Los Angeles Times
"...As much a spiritual odyssey as a space adventure, and it's all the richer for it. It has high adventure, nifty special effects and much good humor, but it also has a wonderful resonance to it..."
ReelViews 6 of 10
Every long-running movie series is likely to have a bad entry. Star Trek V is Star Trek's. Arriving in theaters when the phenomena was at an all-time high in popularity (TV's Next Generation, having just finished its second season, was an unqualified success), William Shatner's movie did its best to end the original crew's adventures once-and-for-all. However, despite a silly script, bad acting, and a somnambulant pace, The Final Frontier still couldn't manage it. Star Trek VI was still to come...After Leonard Nimoy was given a chance behind the cameras with Treks III and IV, William Shatner got his opportunity with film number five. In retrospect, this proved to be a colossal mistake, with the director's feature debut metamorphosing out of a collage of mismanagement, poor planning, and limited creativity. There's very little worth lauding in Star Trek V, a product which became anathema to fans and was hardly more warmly received by the general public...The film opens on Nimbus III, the "Planet of Galactic Peace," where the renegade Vulcan Sybok (Laurence Luckinbill) is gathering followers for an invasion of the planet's only city. It's a promising way to start. Alas, The Final Frontier has its best moments before the opening credits roll...On the whole, Star Trek V is a highly forgettable motion picture, regardless of whether you're looking at it from the perspective of a Trek lover or a movie-goer. Aside from some nicely-barbed quips traded by Kirk, McCoy, and Spock, and an effective musical score by Jerry Goldsmith, the film is ignoble...The early poster campaign for this film asked the question: "Why are they putting seat belts in theaters this summer?" After seeing Trek V, the answer should be obvious: to keep people from leaving before the movie is over.
- James Berardinelli
Chicago Sun-Times 6 of 10
There was a moment in "Star Trek V: The Final Frontier" - only one, and a brief one, but a genuine one - when I felt the promise of awe. The Starship Enterprise was indeed going where no man had gone before, through the fabled Great Barrier, which represents the end of the finite universe.
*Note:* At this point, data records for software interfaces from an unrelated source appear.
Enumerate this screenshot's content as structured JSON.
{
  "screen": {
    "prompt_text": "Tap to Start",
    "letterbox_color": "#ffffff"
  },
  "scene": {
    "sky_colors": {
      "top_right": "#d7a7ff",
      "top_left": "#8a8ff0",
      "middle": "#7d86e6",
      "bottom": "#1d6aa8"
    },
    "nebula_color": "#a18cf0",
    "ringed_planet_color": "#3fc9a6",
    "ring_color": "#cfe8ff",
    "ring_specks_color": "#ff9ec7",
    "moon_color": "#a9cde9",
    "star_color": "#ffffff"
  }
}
What would lie beyond? Would it be an endless void, or a black hole, or some kind of singularity of space and time that would turn the voyagers inside out and deposit them in another universe? Or would the Barrier even reveal, as one of the characters believes, the place where life began?...As the Enterprise approached the Barrier, I found my attention gathering. The movie had been slow and boring until then, with an interminable, utterly inconsequential first act and a plot that seemed to exist in a space-time singularity all its own. But now, at last, the fifth "Star Trek" movie seemed to be remembering what was best about the fictional world of "Star Trek": those moments when man and his ideas are challenged by the limitless possibilities of creation...As I've said, my awe was real. It was also brief. Once the Enterprise crew members (and the Vulcan who was holding them hostage) landed on the world beyond the Barrier, the possibilities of god or Eden or whatever quickly disintegrated into an anticlimactic special effects show with a touch of "The Wizard of Oz" thrown in for good measure..."Star Trek V" is pretty much of a mess - a movie that betrays all the signs of having gone into production at a point where the script doctoring should have begun in earnest. There is no clear line from the beginning of the movie to the end, not much danger, no characters to really care about, little suspense, uninteresting or incomprehensible villains, and a great deal of small talk and pointless dead ends. Of all of the "Star Trek" movies, this is the worst.
- Roger Ebert